> TASK DIRECTIONS: Every line with the word "this" in it should be extracted from the data that follows.

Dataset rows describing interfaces
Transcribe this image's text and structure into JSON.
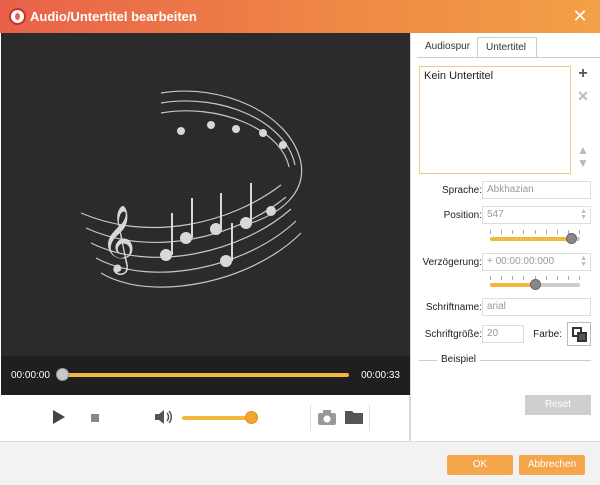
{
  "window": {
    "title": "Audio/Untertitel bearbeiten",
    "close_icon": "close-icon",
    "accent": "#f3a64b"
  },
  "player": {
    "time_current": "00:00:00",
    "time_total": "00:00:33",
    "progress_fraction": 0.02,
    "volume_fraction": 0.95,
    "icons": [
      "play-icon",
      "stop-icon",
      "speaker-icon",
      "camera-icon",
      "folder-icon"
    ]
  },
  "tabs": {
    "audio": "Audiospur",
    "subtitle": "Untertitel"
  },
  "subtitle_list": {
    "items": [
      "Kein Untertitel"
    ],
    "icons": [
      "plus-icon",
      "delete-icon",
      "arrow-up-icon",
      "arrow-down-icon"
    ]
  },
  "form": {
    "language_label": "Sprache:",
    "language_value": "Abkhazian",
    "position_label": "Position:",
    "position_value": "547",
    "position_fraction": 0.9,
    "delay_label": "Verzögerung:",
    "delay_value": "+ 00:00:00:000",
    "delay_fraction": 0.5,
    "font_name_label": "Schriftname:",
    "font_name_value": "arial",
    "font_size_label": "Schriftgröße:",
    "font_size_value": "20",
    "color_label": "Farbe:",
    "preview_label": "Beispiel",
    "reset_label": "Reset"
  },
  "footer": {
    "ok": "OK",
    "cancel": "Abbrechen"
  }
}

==

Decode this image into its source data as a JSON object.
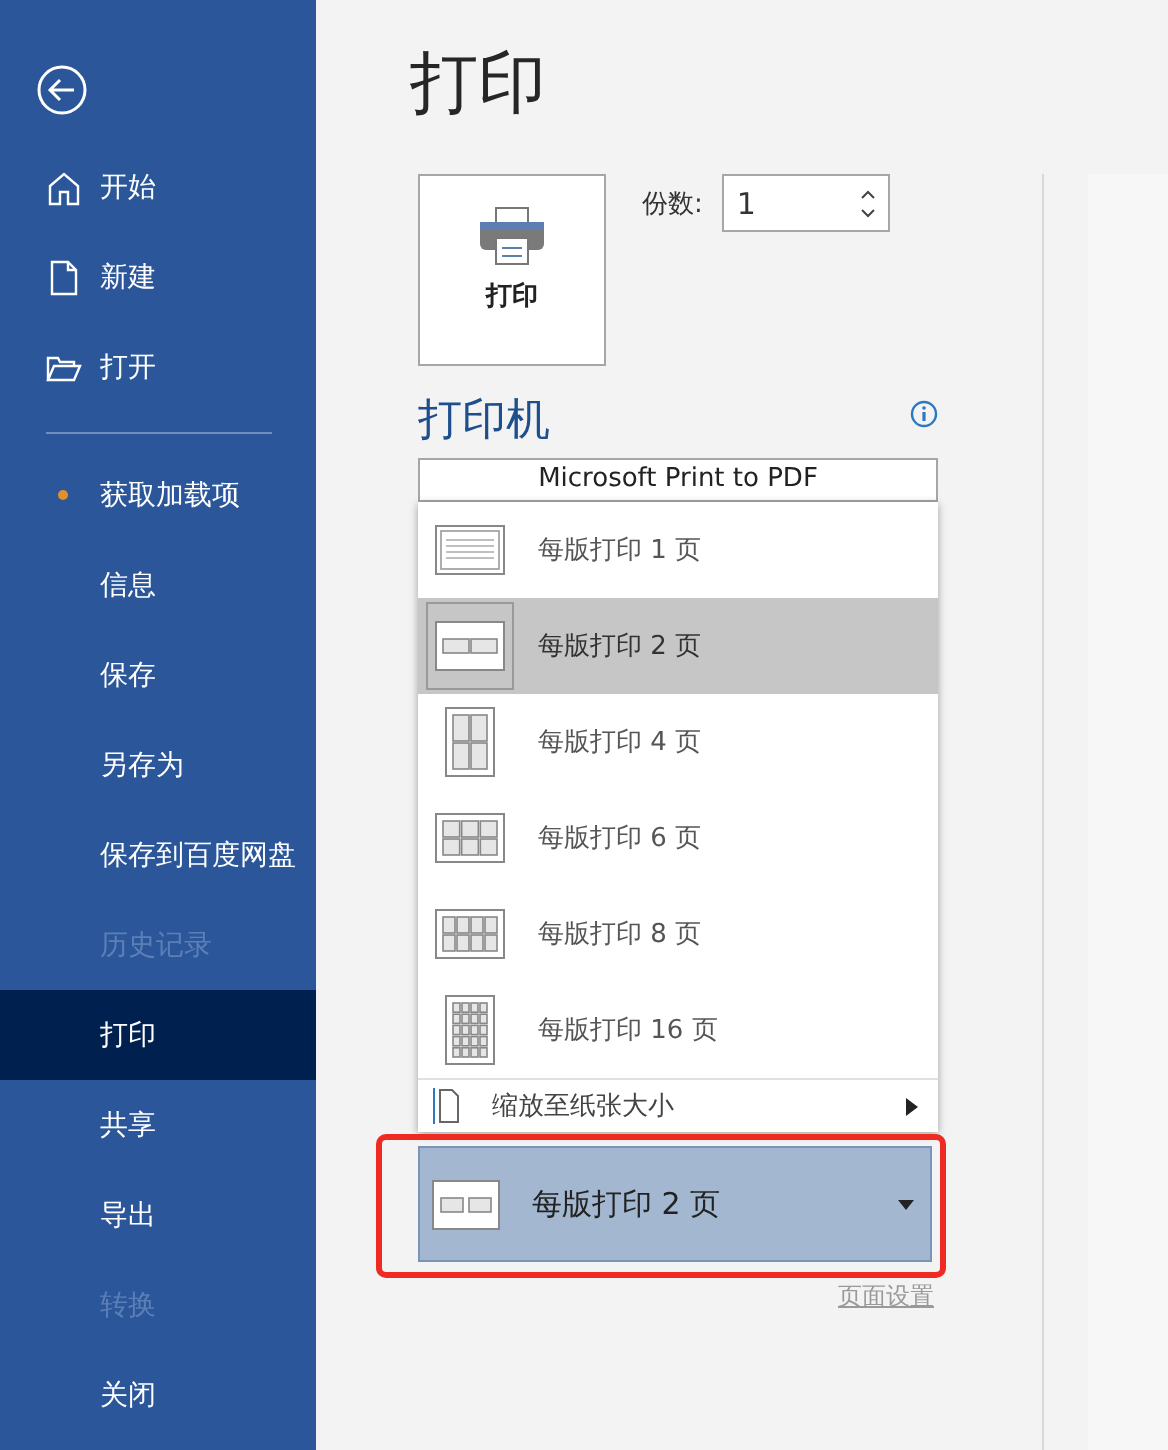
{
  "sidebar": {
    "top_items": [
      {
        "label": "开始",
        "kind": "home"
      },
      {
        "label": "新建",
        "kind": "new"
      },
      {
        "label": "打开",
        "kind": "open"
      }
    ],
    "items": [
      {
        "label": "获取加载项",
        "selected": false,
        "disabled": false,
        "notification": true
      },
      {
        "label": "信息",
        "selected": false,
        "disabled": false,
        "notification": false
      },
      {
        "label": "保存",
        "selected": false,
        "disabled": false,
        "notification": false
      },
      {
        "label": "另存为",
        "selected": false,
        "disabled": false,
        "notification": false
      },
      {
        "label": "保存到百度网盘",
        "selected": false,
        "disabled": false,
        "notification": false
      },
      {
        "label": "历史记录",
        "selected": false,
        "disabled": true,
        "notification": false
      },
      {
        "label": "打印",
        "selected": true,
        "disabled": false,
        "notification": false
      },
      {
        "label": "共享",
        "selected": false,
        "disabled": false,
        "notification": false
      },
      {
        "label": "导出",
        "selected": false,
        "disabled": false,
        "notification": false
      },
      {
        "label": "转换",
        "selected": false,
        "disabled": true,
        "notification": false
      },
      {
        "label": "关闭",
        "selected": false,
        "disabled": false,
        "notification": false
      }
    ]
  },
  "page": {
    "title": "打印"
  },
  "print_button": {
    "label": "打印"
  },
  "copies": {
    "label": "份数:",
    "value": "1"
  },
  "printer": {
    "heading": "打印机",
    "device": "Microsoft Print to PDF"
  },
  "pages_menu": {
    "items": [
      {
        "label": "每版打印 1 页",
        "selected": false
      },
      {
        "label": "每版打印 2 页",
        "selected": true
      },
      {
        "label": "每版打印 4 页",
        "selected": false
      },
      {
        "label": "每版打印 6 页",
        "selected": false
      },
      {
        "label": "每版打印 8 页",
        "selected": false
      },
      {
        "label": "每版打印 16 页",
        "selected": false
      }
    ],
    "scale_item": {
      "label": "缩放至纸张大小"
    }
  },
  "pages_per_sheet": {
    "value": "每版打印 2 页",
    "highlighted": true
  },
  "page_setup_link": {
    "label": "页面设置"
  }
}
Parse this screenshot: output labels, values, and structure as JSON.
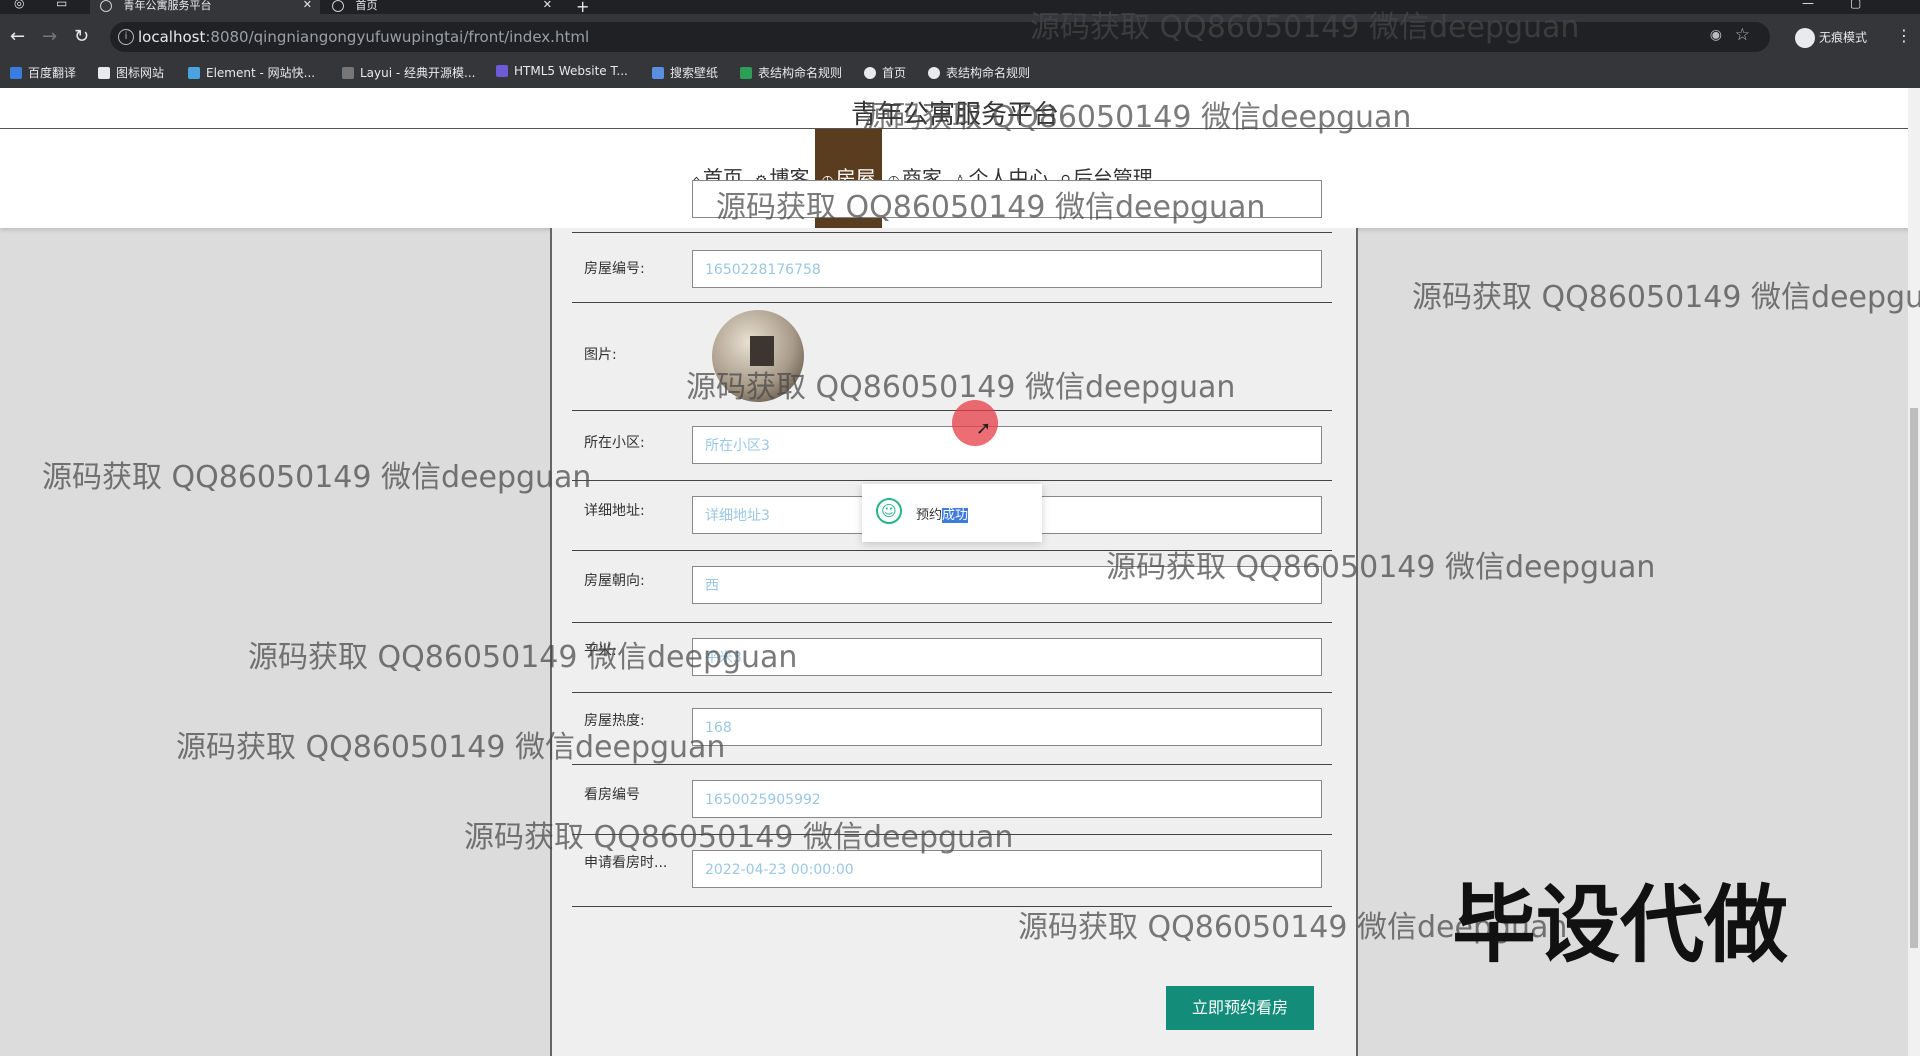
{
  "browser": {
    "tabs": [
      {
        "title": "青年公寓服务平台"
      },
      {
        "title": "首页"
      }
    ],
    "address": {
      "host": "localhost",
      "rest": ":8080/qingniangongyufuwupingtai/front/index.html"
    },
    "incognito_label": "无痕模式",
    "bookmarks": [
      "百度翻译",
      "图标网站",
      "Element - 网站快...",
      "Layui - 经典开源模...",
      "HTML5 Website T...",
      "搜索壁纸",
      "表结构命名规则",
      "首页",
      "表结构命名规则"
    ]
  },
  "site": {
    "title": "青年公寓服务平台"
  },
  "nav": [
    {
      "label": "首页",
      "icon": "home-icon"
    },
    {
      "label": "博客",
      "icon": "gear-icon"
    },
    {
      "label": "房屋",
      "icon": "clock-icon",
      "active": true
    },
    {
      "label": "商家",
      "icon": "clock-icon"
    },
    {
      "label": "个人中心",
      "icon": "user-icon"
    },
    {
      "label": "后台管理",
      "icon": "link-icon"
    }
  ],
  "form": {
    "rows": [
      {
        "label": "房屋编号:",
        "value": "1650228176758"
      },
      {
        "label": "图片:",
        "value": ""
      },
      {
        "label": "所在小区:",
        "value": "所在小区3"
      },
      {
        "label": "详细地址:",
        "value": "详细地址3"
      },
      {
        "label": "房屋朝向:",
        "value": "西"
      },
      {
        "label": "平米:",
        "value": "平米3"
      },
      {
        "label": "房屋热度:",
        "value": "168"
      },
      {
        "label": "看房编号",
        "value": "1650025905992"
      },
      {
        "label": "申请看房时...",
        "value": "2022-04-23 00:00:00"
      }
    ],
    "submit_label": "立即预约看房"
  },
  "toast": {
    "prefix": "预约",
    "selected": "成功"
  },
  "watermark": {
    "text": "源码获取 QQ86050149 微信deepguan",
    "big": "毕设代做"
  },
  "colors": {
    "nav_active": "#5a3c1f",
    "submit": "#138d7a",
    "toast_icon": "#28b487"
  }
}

> WRITTEN SOLUTION:
Transcribe this image's text and structure into JSON.
Decode this image into its source data as a JSON object.
Parse this screenshot: output labels, values, and structure as JSON.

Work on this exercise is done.